  • the scope can therefore be package level or global level scope or local scope
  • declaration and initialization of the variables can be done separately
  • optionally can put a type with the decleration

short decleration operator:

  • used to declare and initialize the variable only inside the functions
  • variables has only local scope as they can only be declared in functions
  • decleration and initialization of the variables must be done at the same time
  • there is no need to put a type


Named structs

type Employee struct {
	firstName string
	lastName string
	age int

func main() {
	emp1 := Employee{
		firstName: "Sam",
		lastName: "Anderson",
		age: 25,
	// Zero value of a struct, all fields with be 0 or ""
	var emp2 Employee
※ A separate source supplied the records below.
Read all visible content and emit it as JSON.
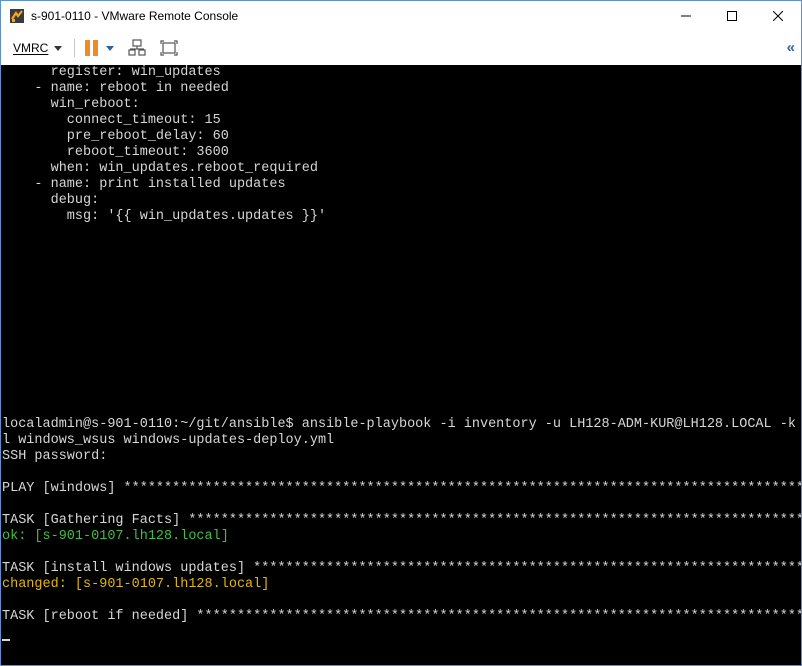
{
  "window": {
    "title": "s-901-0110 - VMware Remote Console",
    "controls": {
      "minimize": "—",
      "maximize": "☐",
      "close": "✕"
    }
  },
  "toolbar": {
    "vmrc_label": "VMRC",
    "collapse_label": "«"
  },
  "console": {
    "lines": [
      {
        "text": "      register: win_updates",
        "color": "default"
      },
      {
        "text": "    - name: reboot in needed",
        "color": "default"
      },
      {
        "text": "      win_reboot:",
        "color": "default"
      },
      {
        "text": "        connect_timeout: 15",
        "color": "default"
      },
      {
        "text": "        pre_reboot_delay: 60",
        "color": "default"
      },
      {
        "text": "        reboot_timeout: 3600",
        "color": "default"
      },
      {
        "text": "      when: win_updates.reboot_required",
        "color": "default"
      },
      {
        "text": "    - name: print installed updates",
        "color": "default"
      },
      {
        "text": "      debug:",
        "color": "default"
      },
      {
        "text": "        msg: '{{ win_updates.updates }}'",
        "color": "default"
      },
      {
        "text": "",
        "color": "default"
      },
      {
        "text": "",
        "color": "default"
      },
      {
        "text": "",
        "color": "default"
      },
      {
        "text": "",
        "color": "default"
      },
      {
        "text": "",
        "color": "default"
      },
      {
        "text": "",
        "color": "default"
      },
      {
        "text": "",
        "color": "default"
      },
      {
        "text": "",
        "color": "default"
      },
      {
        "text": "",
        "color": "default"
      },
      {
        "text": "",
        "color": "default"
      },
      {
        "text": "",
        "color": "default"
      },
      {
        "text": "",
        "color": "default"
      },
      {
        "text": "localadmin@s-901-0110:~/git/ansible$ ansible-playbook -i inventory -u LH128-ADM-KUR@LH128.LOCAL -k -",
        "color": "default"
      },
      {
        "text": "l windows_wsus windows-updates-deploy.yml",
        "color": "default"
      },
      {
        "text": "SSH password:",
        "color": "default"
      },
      {
        "text": "",
        "color": "default"
      },
      {
        "text": "PLAY [windows] ******************************************************************************************",
        "color": "default"
      },
      {
        "text": "",
        "color": "default"
      },
      {
        "text": "TASK [Gathering Facts] **********************************************************************************",
        "color": "default"
      },
      {
        "text": "ok: [s-901-0107.lh128.local]",
        "color": "green"
      },
      {
        "text": "",
        "color": "default"
      },
      {
        "text": "TASK [install windows updates] **************************************************************************",
        "color": "default"
      },
      {
        "text": "changed: [s-901-0107.lh128.local]",
        "color": "yellow"
      },
      {
        "text": "",
        "color": "default"
      },
      {
        "text": "TASK [reboot if needed] *********************************************************************************",
        "color": "default"
      }
    ]
  }
}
Anonymous struct

foo := struct {
	firstName string,
	lastName string,
	firstName: "Steve",
	lastName: "Jobs",

Pointers to a struct

emp1 := &Employee{
	firstName: "Steve",
	lastName: "Jobs",

fmt.Println("First Name:", (*emp1).firstName);
fmt.Println("First Name:", emp1.firstName);
Anonymous fields

It is possible to create structs with fields that contain only a type without the field name. Even thought they have no explicit name, by default the name of an anonymous field is the name of its type.

type Person struct {
Nested structs
type Address struct {  
    city  string
    state string

type Person struct {  
    name    string
    age     int
    address Address

Fields that belong to an anonymous struct field in a struct are called promoted fields since they can be accessed as if they belong to the struct which holds the anonymous struct field.

type Address struct {  
    city string
    state string
type Person struct {  
    name string
    age  int

func main() {  
    p := Person{
        name: "Naveen",
        age:  50,
        Address: Address{
            city:  "Chicago",
            state: "Illinois",

    fmt.Println("Name:", p.name)
    fmt.Println("Age:", p.age)
    fmt.Println("City:", p.city)   //city is promoted field
    fmt.Println("State:", p.state) //state is promoted field

Structs equality

Structs are value types and are comparable if each of their fields are comparable. Two struct variables are considered equal if their corresponding fields are equal.


An interface is a set of methods and a type.

For structs

An interface is a placeholder for a struct which implements it's functions, which can be used to allow a a method to take an interface as argument.

package main

import (

type geometry interface {
    area() float64
    perim() float64

type rect struct {
    width, height float64

func (r rect) area() float64 {
    return r.width * r.height
func (r rect) perim() float64 {
    return 2*r.width + 2*r.height

type circle struct {
    radius float64

func (c circle) area() float64 {
    return math.Pi * c.radius * c.radius
func (c circle) perim() float64 {
    return 2 * math.Pi * c.radius

func measure(g geometry) {

func main() {
    r := rect{width: 3, height: 4}
    c := circle{radius: 5}


The interface{} type

The interface{} type, the empty interface has no methods. This means that any function which takes interface{} value as parameter, you can supply that function with any value.

package main

import (

func checkType(i interface{}) {
    switch i.(type) {          // the switch uses the type of the interface
    case int:
    case string:

func main() {
    var i interface{} = "A string"

    checkType(i)   // String

Equality of interface values

An interface is equal if they are both nil or the underlying value and the type are equal.

package main
import (
func isEqual(i interface{}, j interface{}) {
    if(i == j) {
    } else {
func main() {
    var i interface{}
    var j interface{}
    isEqual(i, j)   // Equal
    var a interface{} = "A string"
    var b interface{} = "A string"
    isEqual(a, b)   // Equal